In the end, the airport did not need to invest in large capital improvements to obtain certification. One particularly meaningful activity was airport employee Kadiana Mills’ interest in obtaining her LEED credential (Leadership in Energy and Environmental Design). This active member of the parking team provides sustainability knowledge and can influence day-to-day decisions based on both environmental and financial considerations.
What it Takes to Get Parksmart Certified
The process of preparing for submission involved creating photographic documentation of the garage structures and features, gathering invoices for operational practices, assessing product specifications, writing narratives and pursuing information about the facility. In many cases, this required tracking information from vendors and suppliers outside of the airport personnel.
It was not a difficult process, but for anyone considering Parksmart certification, the best way forward is to designate (or hire) a point person for the role of Parksmart project manager. This project manager is critical to keeping the process moving forward, scheduling regular status meetings, pulling the various documentation pieces together and interfacing with USGBC. Most importantly, it enables parking team members to maintain their focus on their regular job responsibilities with minimal distraction.

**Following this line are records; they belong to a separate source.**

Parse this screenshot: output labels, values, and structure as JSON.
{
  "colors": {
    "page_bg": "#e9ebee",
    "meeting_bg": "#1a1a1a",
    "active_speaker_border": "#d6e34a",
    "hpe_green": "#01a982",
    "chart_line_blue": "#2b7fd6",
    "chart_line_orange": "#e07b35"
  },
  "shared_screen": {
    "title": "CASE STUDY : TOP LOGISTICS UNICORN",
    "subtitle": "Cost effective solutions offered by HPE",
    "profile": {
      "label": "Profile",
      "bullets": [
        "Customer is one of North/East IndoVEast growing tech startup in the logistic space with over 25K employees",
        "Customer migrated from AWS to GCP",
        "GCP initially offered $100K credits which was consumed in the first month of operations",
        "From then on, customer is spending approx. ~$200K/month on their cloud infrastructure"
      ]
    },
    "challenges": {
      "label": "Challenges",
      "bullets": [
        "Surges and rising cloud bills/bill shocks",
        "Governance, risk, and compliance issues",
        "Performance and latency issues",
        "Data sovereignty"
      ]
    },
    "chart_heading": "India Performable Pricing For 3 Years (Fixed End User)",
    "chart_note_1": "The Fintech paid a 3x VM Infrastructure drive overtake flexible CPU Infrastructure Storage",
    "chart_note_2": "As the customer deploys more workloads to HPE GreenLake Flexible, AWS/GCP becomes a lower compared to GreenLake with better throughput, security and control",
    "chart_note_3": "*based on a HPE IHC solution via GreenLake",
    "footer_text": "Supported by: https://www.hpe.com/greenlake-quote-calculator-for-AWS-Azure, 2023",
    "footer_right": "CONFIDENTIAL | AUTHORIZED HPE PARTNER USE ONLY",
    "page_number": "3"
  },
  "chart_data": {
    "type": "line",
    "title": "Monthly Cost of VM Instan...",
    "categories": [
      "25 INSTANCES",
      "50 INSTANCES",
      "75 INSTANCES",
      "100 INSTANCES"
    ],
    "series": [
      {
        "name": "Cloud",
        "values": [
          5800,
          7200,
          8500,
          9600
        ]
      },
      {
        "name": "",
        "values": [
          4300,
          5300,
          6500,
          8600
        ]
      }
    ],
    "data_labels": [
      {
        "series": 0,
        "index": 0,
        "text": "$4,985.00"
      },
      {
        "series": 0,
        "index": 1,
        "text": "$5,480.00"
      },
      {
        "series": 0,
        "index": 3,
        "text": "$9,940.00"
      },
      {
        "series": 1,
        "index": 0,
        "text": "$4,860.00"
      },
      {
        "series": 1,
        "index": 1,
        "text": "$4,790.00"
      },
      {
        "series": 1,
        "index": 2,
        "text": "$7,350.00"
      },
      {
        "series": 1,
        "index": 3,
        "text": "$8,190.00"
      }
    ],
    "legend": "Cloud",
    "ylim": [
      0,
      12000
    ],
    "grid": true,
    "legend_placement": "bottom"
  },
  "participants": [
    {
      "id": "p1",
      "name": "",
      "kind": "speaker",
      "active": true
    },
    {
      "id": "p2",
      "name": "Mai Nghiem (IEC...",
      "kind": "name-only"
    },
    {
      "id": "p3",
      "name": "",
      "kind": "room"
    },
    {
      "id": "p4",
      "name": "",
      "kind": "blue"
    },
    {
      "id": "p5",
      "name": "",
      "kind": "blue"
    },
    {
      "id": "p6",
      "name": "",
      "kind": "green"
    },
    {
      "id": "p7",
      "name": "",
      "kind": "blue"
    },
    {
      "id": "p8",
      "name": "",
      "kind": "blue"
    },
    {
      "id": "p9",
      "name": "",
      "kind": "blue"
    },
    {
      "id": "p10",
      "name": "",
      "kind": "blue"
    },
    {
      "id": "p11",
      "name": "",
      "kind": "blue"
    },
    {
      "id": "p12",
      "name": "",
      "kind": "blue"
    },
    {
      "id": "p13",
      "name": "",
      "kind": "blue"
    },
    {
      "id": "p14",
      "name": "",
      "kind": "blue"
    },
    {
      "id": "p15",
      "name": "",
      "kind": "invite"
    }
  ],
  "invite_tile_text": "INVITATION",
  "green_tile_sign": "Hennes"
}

What Does Parksmart Mean for Customers?
Customers at FLL can charge their electric vehicles, enjoy some of the excellent placemaking elements and make a reservation for a parking space using their cell phones before arrival. A traveler on a long layover or who’s final destination is Fort Lauderdale can take the free Sun Trolley to the beach or city center. A local resident passing through the garage to retrieve a vehicle can learn about and decide to adopt the energy efficiency strategies highlighted in the educational signage. Drivers arriving at the airport can take advantage of the single-space wayfinding and reservation system, while departing patrons can enjoy a tire inflation and a quick exit thanks to the SunPass transponder or pre-paid parking ticket. Everyone will be reminded of simple changes they can make to reduce their environmental footprint, such as the value of recycling their beverage bottles or the benefits of inflating their tires to achieve peak performance.
The features and practices FLL employs are achievable by most airports and I encourage every airport to evaluate its parking system’s sustainability aspects. As the gateway to your city or region, achieving Parksmart Certification for your airport tells patrons and the community that you’re committed to creating environmental and social value.
Individually, most of FLL’s sustainability initiatives are well-known best practices in the parking industry and wouldn’t seem noteworthy on their own. Collectively, however, employing numerous sustainability strategies is a comprehensive and holistic sustainability approach. Pursuing Parksmart Certification can earn you well-deserved recognition for your site’s lighter environmental footprint, bottom line benefits and improved efficiency throughout the parking system.